A House panel voted Thursday to regulate for the first time privately traded derivatives, the kind of exotic financial instruments blamed for helping bring down Lehman Brothers and nearly toppling American International Group.
The 43-26 vote by the House Financial Services Committee, was a major step toward completing President Barack Obama's proposed overhaul of the regulations governing the nation's financial institutions.
The mostly party line vote showed that Democrats were prepared to band together to override objections by Republicans and the financial lobby to push for increased protections for investors.
The Obama administration hailed the legislation as throwing sunlight on an opaque and growing $600 trillion global market that has so far escaped government oversight.
The bill "is absolutely essential to preserving a strong marketplace, preserving transparency (and) getting incentives right in the system," said Michael Barr, Treasury's assistant secretary for financial institutions.
"We don't want to allow any firm like an AIG to be able to engage in derivatives transactions without requiring those transactions be reported and to be traded on an exchange," he said.
In the case of AIG, the company sold a form of derivatives to investors who were looking to protect themselves against losses in the housing market.

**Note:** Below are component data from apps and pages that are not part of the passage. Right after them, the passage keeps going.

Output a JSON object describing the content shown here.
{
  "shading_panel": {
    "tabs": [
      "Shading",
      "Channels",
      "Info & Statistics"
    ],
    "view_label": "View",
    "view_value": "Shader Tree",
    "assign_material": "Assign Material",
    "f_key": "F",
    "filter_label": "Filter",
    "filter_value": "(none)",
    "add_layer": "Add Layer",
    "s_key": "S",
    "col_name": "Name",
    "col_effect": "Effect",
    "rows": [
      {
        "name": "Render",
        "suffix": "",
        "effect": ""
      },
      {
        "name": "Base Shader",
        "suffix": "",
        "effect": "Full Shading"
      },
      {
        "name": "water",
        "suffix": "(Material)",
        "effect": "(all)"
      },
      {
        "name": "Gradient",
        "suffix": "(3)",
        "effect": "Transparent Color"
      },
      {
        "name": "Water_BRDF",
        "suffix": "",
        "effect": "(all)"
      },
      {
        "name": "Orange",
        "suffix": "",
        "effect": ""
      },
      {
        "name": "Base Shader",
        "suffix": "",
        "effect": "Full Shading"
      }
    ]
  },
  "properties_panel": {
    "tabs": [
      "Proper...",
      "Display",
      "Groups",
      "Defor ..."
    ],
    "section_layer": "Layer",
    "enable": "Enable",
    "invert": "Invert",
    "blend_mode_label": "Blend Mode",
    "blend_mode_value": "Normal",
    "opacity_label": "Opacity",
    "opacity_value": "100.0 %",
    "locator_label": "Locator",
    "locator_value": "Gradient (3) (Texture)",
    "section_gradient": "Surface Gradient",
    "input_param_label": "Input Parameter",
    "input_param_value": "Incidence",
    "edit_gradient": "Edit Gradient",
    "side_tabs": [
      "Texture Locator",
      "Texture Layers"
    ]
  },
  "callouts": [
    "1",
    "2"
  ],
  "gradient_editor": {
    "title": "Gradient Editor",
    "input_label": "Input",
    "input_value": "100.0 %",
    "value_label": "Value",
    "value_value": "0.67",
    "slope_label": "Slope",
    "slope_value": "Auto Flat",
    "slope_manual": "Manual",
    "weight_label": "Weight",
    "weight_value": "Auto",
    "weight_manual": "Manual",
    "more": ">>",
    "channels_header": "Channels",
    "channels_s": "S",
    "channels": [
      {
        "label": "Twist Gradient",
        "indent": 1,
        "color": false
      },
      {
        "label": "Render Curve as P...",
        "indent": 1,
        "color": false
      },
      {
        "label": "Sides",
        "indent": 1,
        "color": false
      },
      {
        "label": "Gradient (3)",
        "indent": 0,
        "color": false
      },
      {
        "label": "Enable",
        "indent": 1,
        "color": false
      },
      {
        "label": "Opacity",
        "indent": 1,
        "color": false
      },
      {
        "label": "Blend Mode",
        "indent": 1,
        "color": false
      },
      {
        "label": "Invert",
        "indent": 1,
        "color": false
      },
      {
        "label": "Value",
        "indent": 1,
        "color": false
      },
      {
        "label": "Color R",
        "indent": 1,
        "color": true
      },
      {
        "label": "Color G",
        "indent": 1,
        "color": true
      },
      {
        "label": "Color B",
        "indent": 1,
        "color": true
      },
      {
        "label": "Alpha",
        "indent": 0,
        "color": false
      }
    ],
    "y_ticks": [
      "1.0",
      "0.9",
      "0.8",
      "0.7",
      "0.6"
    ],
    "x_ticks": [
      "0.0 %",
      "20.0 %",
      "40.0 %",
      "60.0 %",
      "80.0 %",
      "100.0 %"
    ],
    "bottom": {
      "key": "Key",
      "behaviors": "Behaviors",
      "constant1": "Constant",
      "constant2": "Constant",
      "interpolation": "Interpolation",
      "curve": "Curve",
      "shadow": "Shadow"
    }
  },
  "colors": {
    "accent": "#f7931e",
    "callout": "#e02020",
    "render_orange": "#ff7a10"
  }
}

When the economy tanked, AIG didn't have enough resources to make good on all of its promises and required a hefty government bailout to avoid folding.
Under the proposed bill, which still faces scrutiny by the full House and in the Senate, AIG would have been required to show government regulators that it had sufficient reserves as a back up.